Top of Entries supplied
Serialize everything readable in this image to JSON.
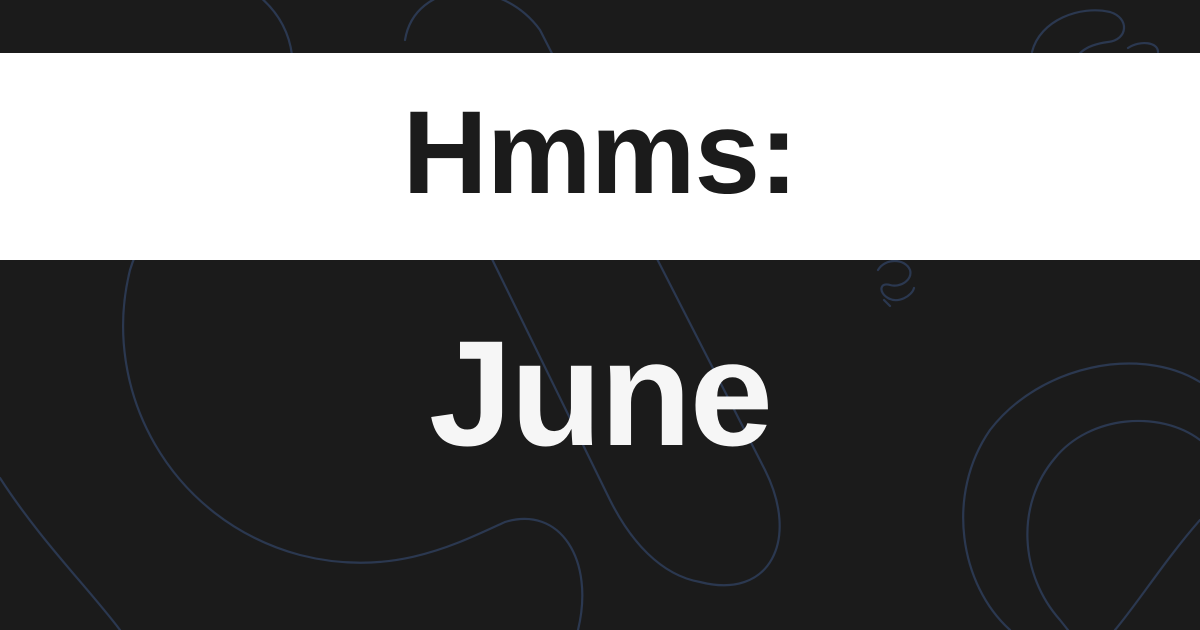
{
  "banner": {
    "headline": "Hmms:"
  },
  "main": {
    "subject": "June"
  },
  "colors": {
    "background": "#1b1b1b",
    "banner_background": "#ffffff",
    "headline_text": "#1b1b1b",
    "subject_text": "#f6f6f6",
    "decorative_lines": "#2b3850"
  }
}
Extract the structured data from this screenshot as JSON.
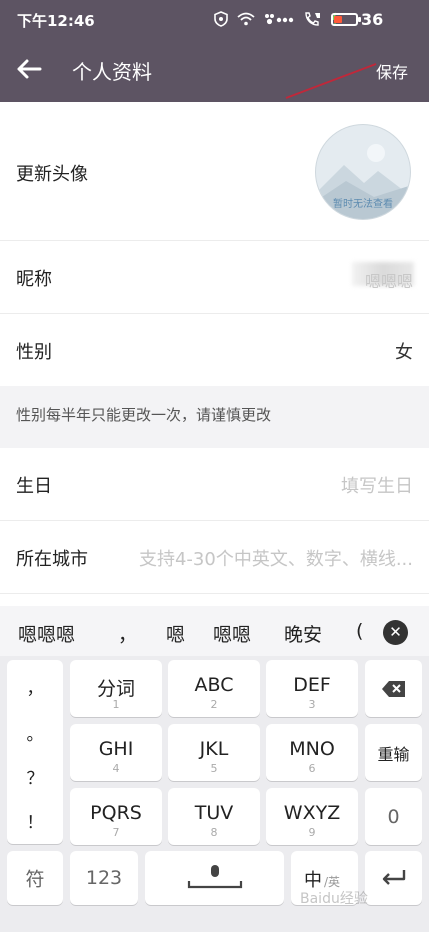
{
  "status_bar": {
    "time": "下午12:46",
    "battery": "36",
    "battery_level": 0.36,
    "battery_color": "#ff5a3a"
  },
  "app_bar": {
    "title": "个人资料",
    "save_label": "保存",
    "bg_color": "#5d5463"
  },
  "form": {
    "avatar": {
      "label": "更新头像",
      "caption": "暂时无法查看"
    },
    "nickname": {
      "label": "昵称",
      "value": "嗯嗯嗯"
    },
    "gender": {
      "label": "性别",
      "value": "女"
    },
    "notice": "性别每半年只能更改一次，请谨慎更改",
    "birthday": {
      "label": "生日",
      "placeholder": "填写生日"
    },
    "city": {
      "label": "所在城市",
      "placeholder": "支持4-30个中英文、数字、横线..."
    }
  },
  "keyboard": {
    "candidates": [
      "嗯嗯嗯",
      "，",
      "嗯",
      "嗯嗯",
      "晚安",
      "("
    ],
    "punctuation": [
      "，",
      "。",
      "？",
      "！"
    ],
    "rows": [
      [
        {
          "main": "分词",
          "sub": "1"
        },
        {
          "main": "ABC",
          "sub": "2"
        },
        {
          "main": "DEF",
          "sub": "3"
        }
      ],
      [
        {
          "main": "GHI",
          "sub": "4"
        },
        {
          "main": "JKL",
          "sub": "5"
        },
        {
          "main": "MNO",
          "sub": "6"
        }
      ],
      [
        {
          "main": "PQRS",
          "sub": "7"
        },
        {
          "main": "TUV",
          "sub": "8"
        },
        {
          "main": "WXYZ",
          "sub": "9"
        }
      ]
    ],
    "reinput": "重输",
    "zero": "0",
    "symbol": "符",
    "num": "123",
    "lang_main": "中",
    "lang_sub": "/英"
  },
  "watermark": "Baidu经验"
}
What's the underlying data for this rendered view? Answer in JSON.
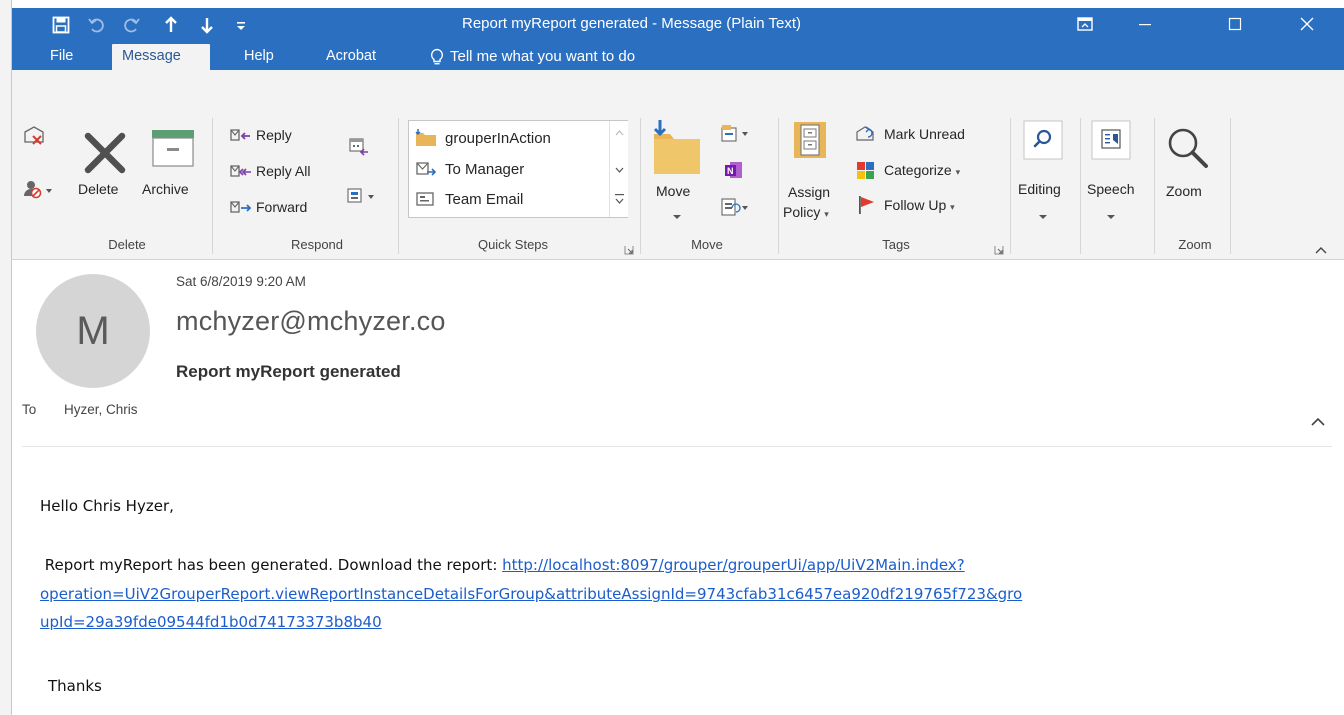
{
  "window": {
    "title": "Report myReport generated  -  Message (Plain Text)"
  },
  "tabs": [
    {
      "label": "File",
      "active": false
    },
    {
      "label": "Message",
      "active": true
    },
    {
      "label": "Help",
      "active": false
    },
    {
      "label": "Acrobat",
      "active": false
    }
  ],
  "tell_me": "Tell me what you want to do",
  "ribbon": {
    "delete_group": {
      "label": "Delete",
      "delete": "Delete",
      "archive": "Archive"
    },
    "respond_group": {
      "label": "Respond",
      "reply": "Reply",
      "reply_all": "Reply All",
      "forward": "Forward"
    },
    "quick_steps": {
      "label": "Quick Steps",
      "items": [
        "grouperInAction",
        "To Manager",
        "Team Email"
      ]
    },
    "move_group": {
      "label": "Move",
      "move": "Move"
    },
    "tags_group": {
      "label": "Tags",
      "assign": "Assign",
      "policy": "Policy",
      "mark_unread": "Mark Unread",
      "categorize": "Categorize",
      "follow_up": "Follow Up"
    },
    "editing": "Editing",
    "speech": "Speech",
    "zoom_group": {
      "label": "Zoom",
      "zoom": "Zoom"
    }
  },
  "message": {
    "avatar_initial": "M",
    "date": "Sat 6/8/2019 9:20 AM",
    "from": "mchyzer@mchyzer.co",
    "subject": "Report myReport generated",
    "to_label": "To",
    "to": "Hyzer, Chris",
    "body": {
      "greeting": "Hello Chris Hyzer,",
      "line_prefix": " Report myReport has been generated. Download the report: ",
      "link_line1": "http://localhost:8097/grouper/grouperUi/app/UiV2Main.index?",
      "link_line2": "operation=UiV2GrouperReport.viewReportInstanceDetailsForGroup&attributeAssignId=9743cfab31c6457ea920df219765f723&gro",
      "link_line3": "upId=29a39fde09544fd1b0d74173373b8b40",
      "thanks": "Thanks"
    }
  },
  "colors": {
    "title_bar": "#2b70c0",
    "ribbon_bg": "#f3f3f3",
    "link": "#1b5dcc"
  }
}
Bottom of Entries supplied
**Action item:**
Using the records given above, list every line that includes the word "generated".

**Solution to this task:**
    "title": "Report myReport generated  -  Message (Plain Text)"
    "subject": "Report myReport generated",
      "line_prefix": " Report myReport has been generated. Download the report: ",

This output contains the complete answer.